Ten trees across the UK were shortlisted for the chance to be named England’s ‘tree of the year’ in September.
Oaks dominated the list, such as Liverpool’s winning Allerton Oak, which may have been growing since the Norman Conquest, while other trees include a London plane almost as tall as Nelson’s Column and a sycamore that has grown on a castle’s walls for 200 years.
The Isle of Wight’s legendary Dragon Tree, which myths claim is a winged beast that turned to wood after it was slain by a valiant knight, came in third place. Fallen Tree in Richmond Park, an oak which has sprouted back to life despite being felled in a storm, also made the top ten.
The central of three trees at Bryanston School, Dorset, this specimen stands nearly 164ft (50m) tall, just a little shorter than Nelson’s Column, making it the tallest broadleaf tree in the UK and one of the tallest in Europe. Its height was confirmed in 2015 when school pupils – with the help of professional climbing equipment – scaled it to take measurements

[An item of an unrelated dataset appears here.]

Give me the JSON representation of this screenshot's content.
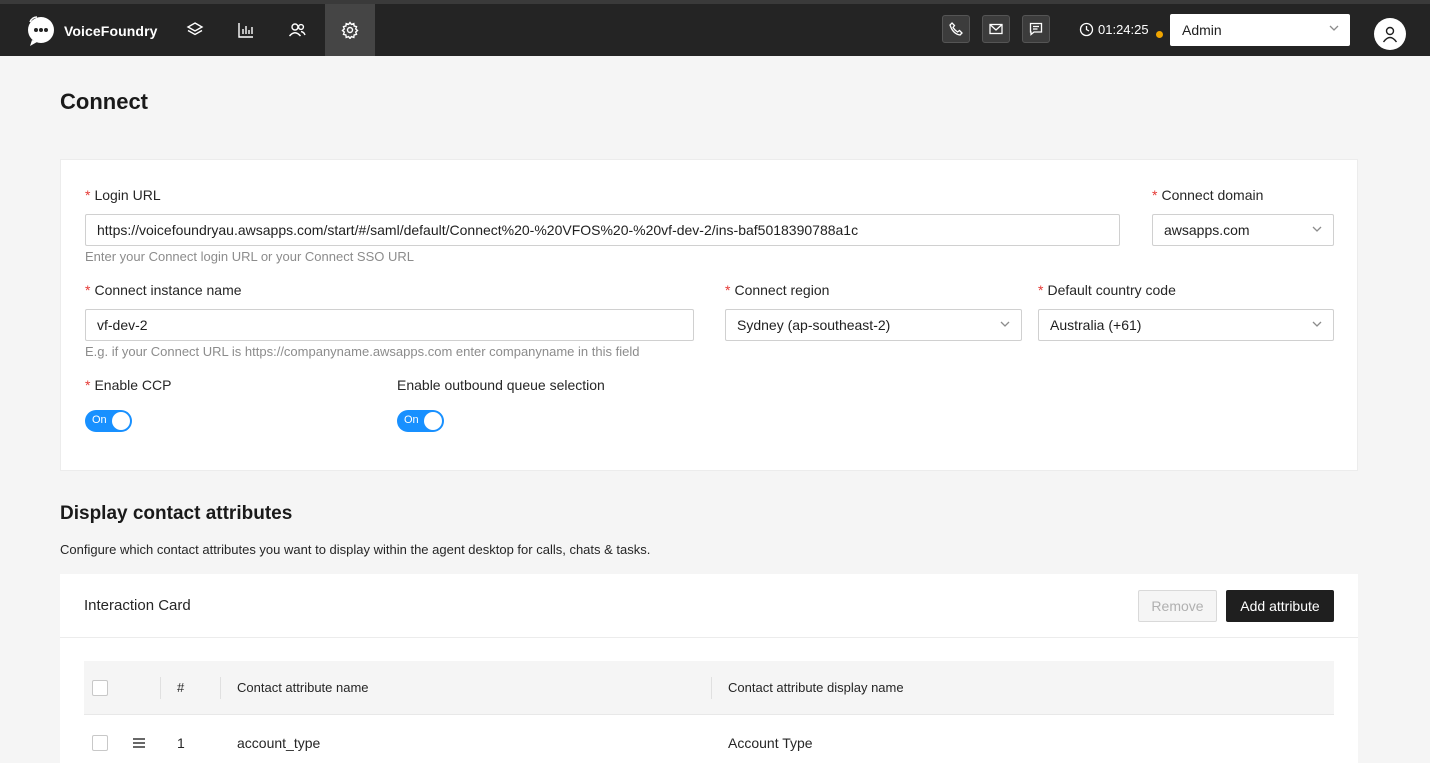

The Dragon oak in Brighstone, Isle of Wight, is the carcass of a winged beast that turned to wood when it was slain by a knight, according to legend. However, conservationists have suggested its unique shape originates from when it was blown over in a storm and then re-rooted itself
This fallen oak in Richmond Park, London, which was blown over in a storm, managed to cling to life with its last remaining roots and flourish in an usual position. All of its branches grow from one side of the trunk, each reaching up like a small tree, and its bark has been worn smooth by children using it as a climbing frame over the years
The last surviving cork oak from a plantation planted by the Cork manufacturing company more than a century ago in London. This tree flourishes at a major junction on London’s North Circular road despite being surrounded by retail warehouses and buffeted by road pollution, showing how nature and trees can thrive even in adverse urban environments
The last remaining cork tree from a plantation, that was planted by the Cork manufacturing company more than a century ago in London’s North Circular, also made the list.
Others included the Drive Oak in Gloucester, which has guarded the entrance to Wick Court farm for hundreds of years. It may even have been there when Elizabeth I came from Berkeley Castle having been reprimanded for killing too many stags.
The Colchester Castle Sycamore in Essex, which came in second place, was planted by the mayor’s daughter to commemorate the defeat of Napoleon at Waterloo in 1815, according to local rumour.
Growing on top of Colchester Castle’s south-east tower for around 200 years, it had to be removed in 1985 for wall repairs, but it survived and was put back into its original position in 1987.
The Drive Oak in Gloucester has guarded the entrance to Wick Court farm for hundreds of years. It may even have been there when Elizabeth I came from Berkeley Castle having been reprimanded for killing too many stags. Now children come to stay from inner-city primary schools, and study the oak as part of a bird survey
This twisted Scots pine in Thetford, Norfolk, has bent round in a loop as it has grown. It is thought that the tree, in a small area of woodland south of Thetford, has performed this feat entirely naturally, bent down by wind or snow and then reaching towards the light once the pressure was lifted
This yew in Kingley Vale Great Yew, Chichester, West Sussex, is one of the oldest trees in the UK, having graced the South Downs for thousands of years. Its large, with arching boughs that form an impressive canopy
The Addison’s oak in Bristol was planted to commemorate the launch of the city’s public housing scheme by Dr Christopher Addison MP, who was responsible for the 1919 Housing and Town Planning Act. This led to the first council houses being built to provide ‘homes fit for heroes’ returning from the First World War
Adam Cormack, head of campaigning at the Woodland Trust, said ahead of the vote: ‘The Tree of the Year competition is all about highlighting and celebrating the nation’s most remarkable and special trees.
‘We have a fantastic number of ancient and veteran trees and many notable urban trees.
‘Trees across the country are constantly under threat of felling due to inappropriate developments.
‘The Tree of the Year competition is all about helping to raise the profile of trees in order to offer them better protection.
‘All of our shortlisted trees look amazing and each of them has a wonderful story to tell. We’re sure that the public will show their passion and get behind their favourite.’